"The overwhelming majority of drivers who use the Uber app want to keep the freedom and flexibility of being able to drive when and where they want. While the decision of this preliminary hearing only affects two people we will be appealing it."
The ruling is likely to have significant implications for other operators in the industry.
Alex Bearman, a partner at Russell-Cooke solicitors in London, said: "The company now faces having to fund costly benefits for its drivers such as holiday pay, sick pay and pension contributions.
"It is possible that it will look to do so by increasing the percentage of each fare that it keeps as commission."
Aye Limbin Glassey, employment partner at Shakespeare Martineau law firm, said the ruling would "not only impact Uber but a whole number of other industries and businesses which use self-employed workers".
"The very nature of a business like Uber is the flexibility it offers. However, employment practices cannot be left unregulated and rights of workers and employees cannot be ignored unless businesses are willing and ready to face the backlash of legal and reputational repercussions.
"It is stark reality that the application of employment rights will often mean that companies are unable to adopt the agility needed to support its success.

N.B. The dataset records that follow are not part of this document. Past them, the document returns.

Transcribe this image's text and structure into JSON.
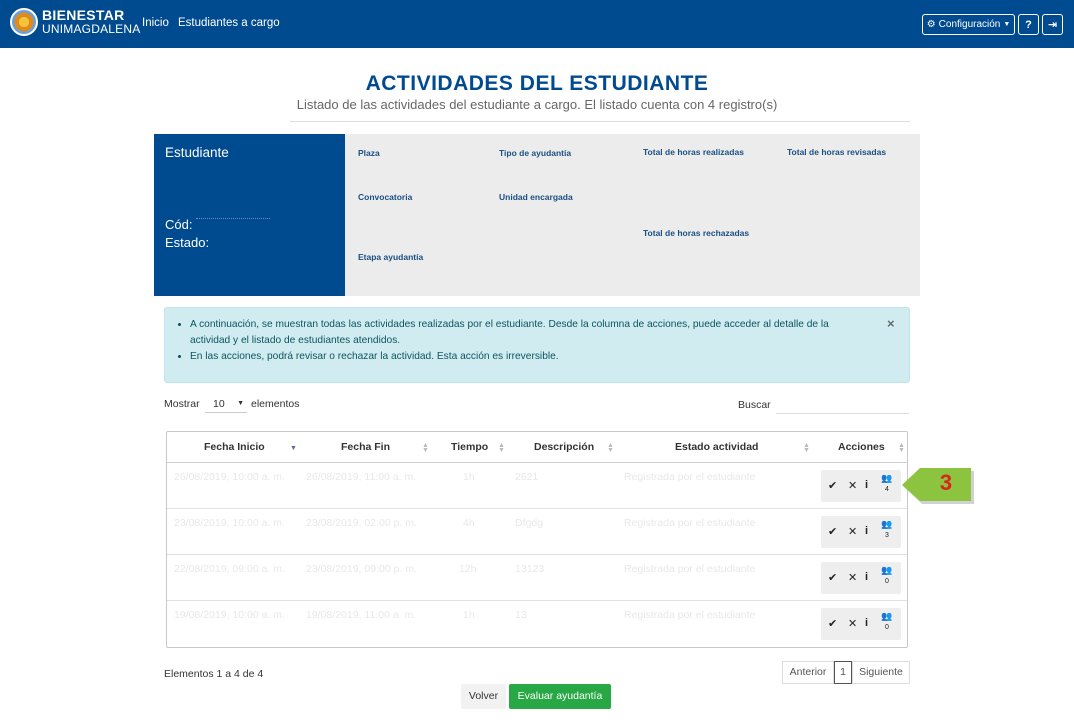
{
  "nav": {
    "brand_line1": "BIENESTAR",
    "brand_line2": "UNIMAGDALENA",
    "links": [
      "Inicio",
      "Estudiantes a cargo"
    ],
    "config_label": "Configuración",
    "help_icon": "question-icon",
    "exit_icon": "sign-out-icon"
  },
  "page": {
    "title": "ACTIVIDADES DEL ESTUDIANTE",
    "subtitle": "Listado de las actividades del estudiante a cargo. El listado cuenta con 4 registro(s)"
  },
  "student": {
    "header": "Estudiante",
    "cod_label": "Cód:",
    "estado_label": "Estado:",
    "fields": {
      "plaza": "Plaza",
      "tipo": "Tipo de ayudantía",
      "horas_realizadas": "Total de horas realizadas",
      "horas_revisadas": "Total de horas revisadas",
      "convocatoria": "Convocatoria",
      "unidad": "Unidad encargada",
      "horas_rechazadas": "Total de horas rechazadas",
      "etapa": "Etapa ayudantía"
    }
  },
  "alert": {
    "items": [
      "A continuación, se muestran todas las actividades realizadas por el estudiante. Desde la columna de acciones, puede acceder al detalle de la actividad y el listado de estudiantes atendidos.",
      "En las acciones, podrá revisar o rechazar la actividad. Esta acción es irreversible."
    ],
    "close": "×"
  },
  "controls": {
    "show_label": "Mostrar",
    "page_length": "10",
    "elements_label": "elementos",
    "search_label": "Buscar"
  },
  "table": {
    "headers": [
      "Fecha Inicio",
      "Fecha Fin",
      "Tiempo",
      "Descripción",
      "Estado actividad",
      "Acciones"
    ],
    "rows": [
      {
        "inicio": "26/08/2019, 10:00 a. m.",
        "fin": "26/08/2019, 11:00 a. m.",
        "tiempo": "1h",
        "descripcion": "2621",
        "estado": "Registrada por el estudiante",
        "count": "4"
      },
      {
        "inicio": "23/08/2019, 10:00 a. m.",
        "fin": "23/08/2019, 02:00 p. m.",
        "tiempo": "4h",
        "descripcion": "Dfgdg",
        "estado": "Registrada por el estudiante",
        "count": "3"
      },
      {
        "inicio": "22/08/2019, 09:00 a. m.",
        "fin": "23/08/2019, 09:00 p. m.",
        "tiempo": "12h",
        "descripcion": "13123",
        "estado": "Registrada por el estudiante",
        "count": "0"
      },
      {
        "inicio": "19/08/2019, 10:00 a. m.",
        "fin": "19/08/2019, 11:00 a. m.",
        "tiempo": "1h",
        "descripcion": "13",
        "estado": "Registrada por el estudiante",
        "count": "0"
      }
    ]
  },
  "footer": {
    "info": "Elementos 1 a 4 de 4",
    "prev": "Anterior",
    "page": "1",
    "next": "Siguiente",
    "back": "Volver",
    "evaluate": "Evaluar ayudantía"
  },
  "callout": {
    "number": "3",
    "color": "#8cc43f"
  },
  "colors": {
    "primary": "#004a8f",
    "success": "#28a745",
    "alert_bg": "#d1ecf1"
  }
}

"With consumer convenience the driver of many fast-growing businesses, it is likely that we'll see more businesses of this nature coming to market and using self-employed workers will become a greater concern for companies."
Uber, which has its headquarters in the Netherlands, has previously argued that UK drivers should not be allowed to enforce UK employment rights in UK courts, and should only seek arbitration in the Dutch courts.
- Daily Mail, Newstalk ZB